One of the most frequently mentioned grievances on the We Are The 99 Percent site is excessive student debt. To supplement what I have already written on the topic I have invited guest posts. This is from a representative of American Student Assistance. I did my own field research by venturing out from the geriatric wing of 1400 Computer Drive and interviewing the young people who are occupying the cubes and interior offices. Although some of them have a touch of schadenfreude as they contemplate the fate of their high school classmates who mocked them because they went to Worcester State College (current tuition and fees less than $8.000 per year) to major in accounting, there were more than enough sobering stories of friends and relatives who had made other choices.
Over the next month or so, the first student loan payments come due for students who graduated from college last spring. Unfortunately the Class of 2011 faces some grim statistics. Students today are borrowing twice what they did a decade ago, with an average student loan burden of about $25,000 (although some students borrow considerably more). Meanwhile, the Economic Policy Institute reports that 9.3% of college graduates younger than 25 are unemployed, while the rate for those older than 25 is 4.7%. The news is even worse for those who left school without a credential: The unemployment rate for those without a college degree under age 25 is 22.5%. For those lucky enough to land a job, the median starting salary (for students graduating from four-year colleges) is around $27,000, down from $30,000 in 2008. And the number of college graduates aged 25 to 34 “under” employed in food service, restaurants and bars rose 17 percent from 2008 to 2009.

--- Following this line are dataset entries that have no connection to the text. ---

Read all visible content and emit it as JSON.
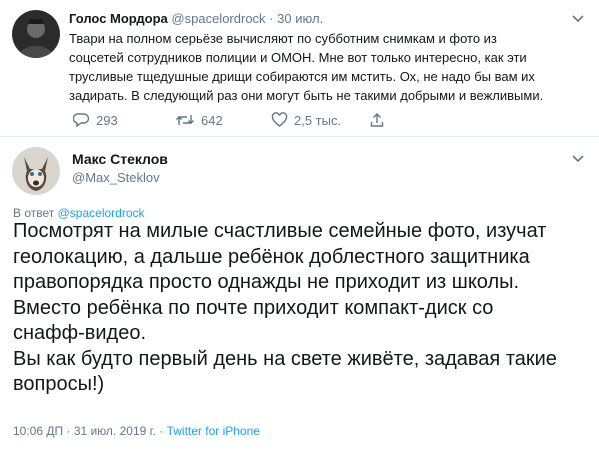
{
  "tweet1": {
    "name": "Голос Мордора",
    "handle": "@spacelordrock",
    "separator": "·",
    "date": "30 июл.",
    "lines": [
      "Твари на полном серьёзе вычисляют по субботним снимкам и фото из",
      "соцсетей сотрудников полиции и ОМОН. Мне вот только интересно, как эти",
      "трусливые тщедушные дрищи собираются им мстить. Ох, не надо бы вам их",
      "задирать. В следующий раз они могут быть не такими добрыми и вежливыми."
    ],
    "replies": "293",
    "retweets": "642",
    "likes": "2,5 тыс."
  },
  "tweet2": {
    "name": "Макс Стеклов",
    "handle": "@Max_Steklov",
    "replying_prefix": "В ответ",
    "replying_to": "@spacelordrock",
    "lines": [
      "Посмотрят на милые счастливые семейные фото, изучат",
      "геолокацию, а дальше ребёнок доблестного защитника",
      "правопорядка просто однажды не приходит из школы.",
      "Вместо ребёнка по почте приходит компакт-диск со",
      "снафф-видео.",
      "Вы как будто первый день на свете живёте, задавая такие",
      "вопросы!)"
    ],
    "time": "10:06 ДП",
    "separator": "·",
    "date": "31 июл. 2019 г.",
    "source": "Twitter for iPhone"
  },
  "colors": {
    "text": "#14171a",
    "muted": "#657786",
    "link": "#1da1f2",
    "divider": "#e6ecf0"
  },
  "icons": [
    "chevron-down-icon",
    "reply-icon",
    "retweet-icon",
    "like-icon",
    "share-icon"
  ]
}
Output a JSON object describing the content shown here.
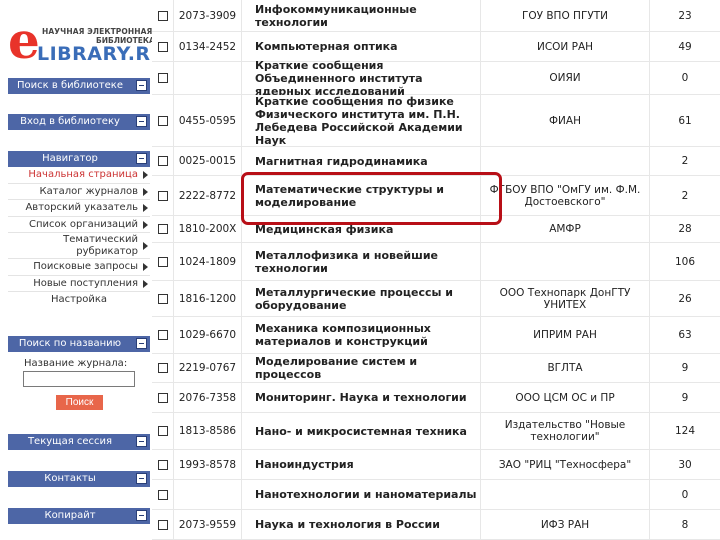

Fewer jobs and lower salaries for college-goers have naturally taken a toll on student loan repayment. The national student loan default rate recently reached its highest point, 8.8%, since 1997. But default, officially classified as 270 days of non-payment, doesn’t even scratch the surface of the real story of struggling student loan borrowers today. According to the Institute for Higher Education Policy, for every one borrower who defaults, two more fall behind on payment by 60 days or more and as a result, they face damaged credit and higher interest on other forms of consumer credit. In fact, only 37% of federal student loan borrowers were able to make their student loan payments without interruption over the last five years.
The good news is that the federal student loan program was actually built to withstand economic times like these. Federal student loan borrowers have multiple rights to keep their student loans above water (more on those later). The bad news, though, is that the federal government hasn’t exactly made proactively educating borrowers about their rights a number one priority up to this point. That means it’s up to individual borrowers to be proactive and arm themselves with information as they navigate student loan repayment. Sounds daunting, but here are three steps to get you started if you’re overwhelmed by student debt.
(A word about private loans . . . Private or “alternative” loans are loans made by a private lender that are not backed in any way by the federal government. Unfortunately, these loans typically do not offer borrowers the same repayment rights found with federal loans. But all is not lost; if you’re having problems repaying, you should still contact the lender and see if they will work with you to help you avoid default. Also, the relatively new Consumer Financial Protection Bureau is rumored to include a “private student loan ombudsman” in the future to assist borrowers, so that may be an additional resource down the road. Speaking of ombudsmen, there is also a Federal Student Aid Ombudsman to help individuals after they’ve tried other ways to resolve a federal student aid dispute.)
Michael Ryan is a vice president for American Student Assistance, a nonprofit that helps college students and alumni successfully manage education debt by giving them money smarts they can use for a lifetime.